The obliterated two-story structure had been home to 15 people in three generations. The patriarch, also named Jamal, ran a shop in Al Zawya market selling seeds, sugar, teas and other staples that his grandfather had started and he had worked in since childhood. He survived because he had been at the market when the bomb hit. Jamal's son Mohammed worked in the Hamas government as a police officer; neighbors and relatives insisted that he was not a Qassam fighter or a political leader, though the scope of the militant presence at the funeral raised questions.
Besides Mohammed, his wife and his four children, Jamal's sister, wife and two daughters were killed in the attack, according to the Hamas Health Ministry, along with two neighbors, an 18-year-old and his grandmother.

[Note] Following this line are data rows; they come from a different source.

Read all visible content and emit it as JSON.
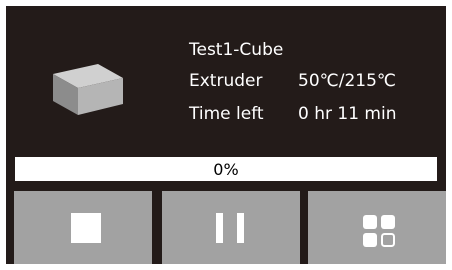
{
  "job": {
    "name": "Test1-Cube",
    "extruder_label": "Extruder",
    "extruder_value": "50℃/215℃",
    "time_left_label": "Time left",
    "time_left_value": "0 hr 11 min"
  },
  "progress": {
    "label": "0%",
    "value_fraction": 0.0
  },
  "buttons": {
    "stop_icon": "stop-icon",
    "pause_icon": "pause-icon",
    "more_icon": "more-options-icon"
  },
  "colors": {
    "background": "#231b19",
    "button": "#a2a2a2",
    "progress_track": "#ffffff",
    "text": "#ffffff"
  }
}
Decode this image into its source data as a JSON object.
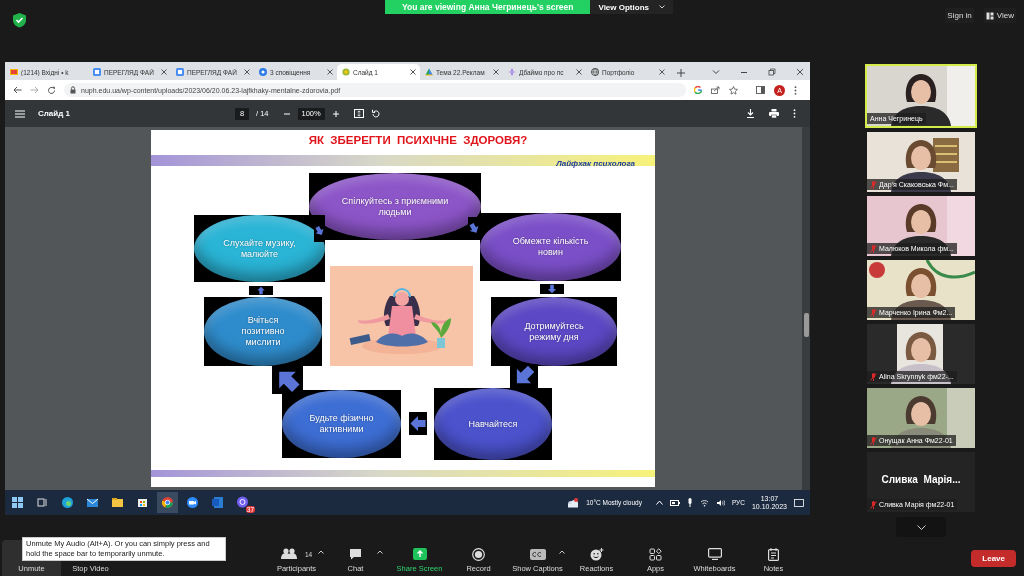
{
  "meeting_bar": {
    "banner": "You are viewing Анна Чегринець's screen",
    "view_options": "View Options",
    "sign_in": "Sign in",
    "view": "View"
  },
  "browser": {
    "tabs": [
      {
        "title": "(1214) Вхідні • k",
        "selected": false,
        "close_button": false
      },
      {
        "title": "ПЕРЕГЛЯД ФАЙ",
        "selected": false,
        "close_button": true
      },
      {
        "title": "ПЕРЕГЛЯД ФАЙ",
        "selected": false,
        "close_button": true
      },
      {
        "title": "3 сповіщення",
        "selected": false,
        "close_button": true
      },
      {
        "title": "Слайд 1",
        "selected": true,
        "close_button": true
      },
      {
        "title": "Тема 22.Реклам",
        "selected": false,
        "close_button": true
      },
      {
        "title": "Дбаймо про пс",
        "selected": false,
        "close_button": true
      },
      {
        "title": "Портфоліо",
        "selected": false,
        "close_button": true
      }
    ],
    "address": "nuph.edu.ua/wp-content/uploads/2023/06/20.06.23-lajfkhaky-mentalne-zdorovia.pdf",
    "profile_initial": "A"
  },
  "pdf_viewer": {
    "title": "Слайд 1",
    "page": "8",
    "page_count": "/ 14",
    "zoom": "100%"
  },
  "slide": {
    "title": "ЯК  ЗБЕРЕГТИ  ПСИХІЧНЕ  ЗДОРОВЯ?",
    "subtitle": "Лайфхак психолога",
    "nodes": [
      {
        "text": "Спілкуйтесь з приємними людьми",
        "color": "#8c55c8"
      },
      {
        "text": "Слухайте музику, малюйте",
        "color": "#2ab4d6"
      },
      {
        "text": "Обмежте кількість новин",
        "color": "#7b4fc8"
      },
      {
        "text": "Вчіться позитивно мислити",
        "color": "#2f8ccc"
      },
      {
        "text": "Дотримуйтесь режиму дня",
        "color": "#5c48c4"
      },
      {
        "text": "Будьте фізично активними",
        "color": "#3d6ed4"
      },
      {
        "text": "Навчайтеся",
        "color": "#4b52cc"
      }
    ]
  },
  "taskbar": {
    "app_badge": "37",
    "weather": "10°C  Mostly cloudy",
    "language": "РУС",
    "time": "13:07",
    "date": "10.10.2023"
  },
  "participants": [
    {
      "name": "Анна Чегринець",
      "kind": "video",
      "muted": false,
      "active": true
    },
    {
      "name": "Дар’я Скаковська Фм...",
      "kind": "video",
      "muted": true,
      "active": false
    },
    {
      "name": "Малюков Микола фм...",
      "kind": "video",
      "muted": true,
      "active": false
    },
    {
      "name": "Марченко Ірина Фм2...",
      "kind": "video",
      "muted": true,
      "active": false
    },
    {
      "name": "Alina Skrynnyk фм22-...",
      "kind": "video",
      "muted": true,
      "active": false
    },
    {
      "name": "Онущак Анна Фм22-01",
      "kind": "video",
      "muted": true,
      "active": false
    },
    {
      "name": "Сливка Марія фм22-01",
      "display_name": "Сливка  Марія...",
      "kind": "no_video",
      "muted": true,
      "active": false
    }
  ],
  "toolbar": {
    "items": [
      {
        "label": "Unmute",
        "kind": "audio",
        "hovered": true
      },
      {
        "label": "Stop Video",
        "kind": "video",
        "hovered": false
      },
      {
        "label": "Participants",
        "kind": "participants",
        "count": "14",
        "hovered": false
      },
      {
        "label": "Chat",
        "kind": "chat",
        "hovered": false
      },
      {
        "label": "Share Screen",
        "kind": "share",
        "hovered": false
      },
      {
        "label": "Record",
        "kind": "record",
        "hovered": false
      },
      {
        "label": "Show Captions",
        "kind": "captions",
        "hovered": false
      },
      {
        "label": "Reactions",
        "kind": "reactions",
        "hovered": false
      },
      {
        "label": "Apps",
        "kind": "apps",
        "hovered": false
      },
      {
        "label": "Whiteboards",
        "kind": "whiteboards",
        "hovered": false
      },
      {
        "label": "Notes",
        "kind": "notes",
        "hovered": false
      }
    ],
    "leave": "Leave"
  },
  "tooltip": "Unmute My Audio (Alt+A). Or you can simply press and hold the space bar to temporarily unmute."
}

Jamal and his wife, Tahani, had recently returned from their first pilgrimage to Mecca, relatives said, and were filled with joy and optimism from the experience. They have five surviving children, relatives said, including 18-year-old Abdullah, who was practically carried through the funeral, his arms around the shoulders of two friends.
"This is the occupation doing injustice to the Palestinians," the elder Mr. Dalu said in a brief interview at the house as he awaited the bodies to be brought from the morgue. "They didn't give us a warning. They just hit the house with the children in it. My daughters were in their youth. What did they do to them?"
But while political leaders and human rights advocates have called the deaths a massacre and a war crime, the mourners, except for a few close relatives inside the mosque, were neither overcome with emotion nor fed up, perhaps because the current casualty count pales in comparison to the 1,400 lost four years ago when the Israelis invaded Gaza.
Many of them aspire to what they see as martyrdom in the struggle for a Palestinian state. Such funerals are a punctuating rhythm of life here, the bodies taken from the morgue to the family home, then to the mosque and on to the cemetery in processions that attract large crowds.
"We got used to it, we got used to the killing," said Emad Al Dalu, 35, an accountant and cousin of the dead. "Every one of us has seen one of his relatives, one of his neighbors has died. We're defending our rights. We can take more."
The three-hour ritual was a nearly all-male affair. Several dozen women did view the bodies briefly in a home near the rubble pile, one of them collapsing in grief. But even close female relatives did not attend the service at the mosque, nor the burial.
So it was the men who carried the bodies: the grown-ups on stretchers over their shoulders in pallbearer style, and the children, cradled in their arms as they walked, then ran through the normally traffic-clogged city's now-empty streets. Some were wrapped in white sheets, others in Palestinian or Hamas flags. One's bare head lobbed backward and needed to be steadied at times.
The crowd ran down a long hill, around several corners, and finally into the Sheikh Radwan cemetery, a messy mosaic of stones on a steep mound of dirt. There it split into several circles surrounding separate graves.
Jamal and two of his siblings were lowered vertically into a one-square-yard hole that the men covered with a concrete slab, and then dirt. The baby, 1-year-old Ibrahim, was buried with his mother.
Hala Nasrallah and Fares Akram contributed reporting.
Correction: November 19, 2012, Monday
This article has been revised to reflect the following correction: An earlier version of this article misstated the rank of Avital Leibovich, a spokeswoman for the Israel Defense Forces. She is a lieutenant colonel, not a lieutenant general.world
This article originally appeared in The New York Times.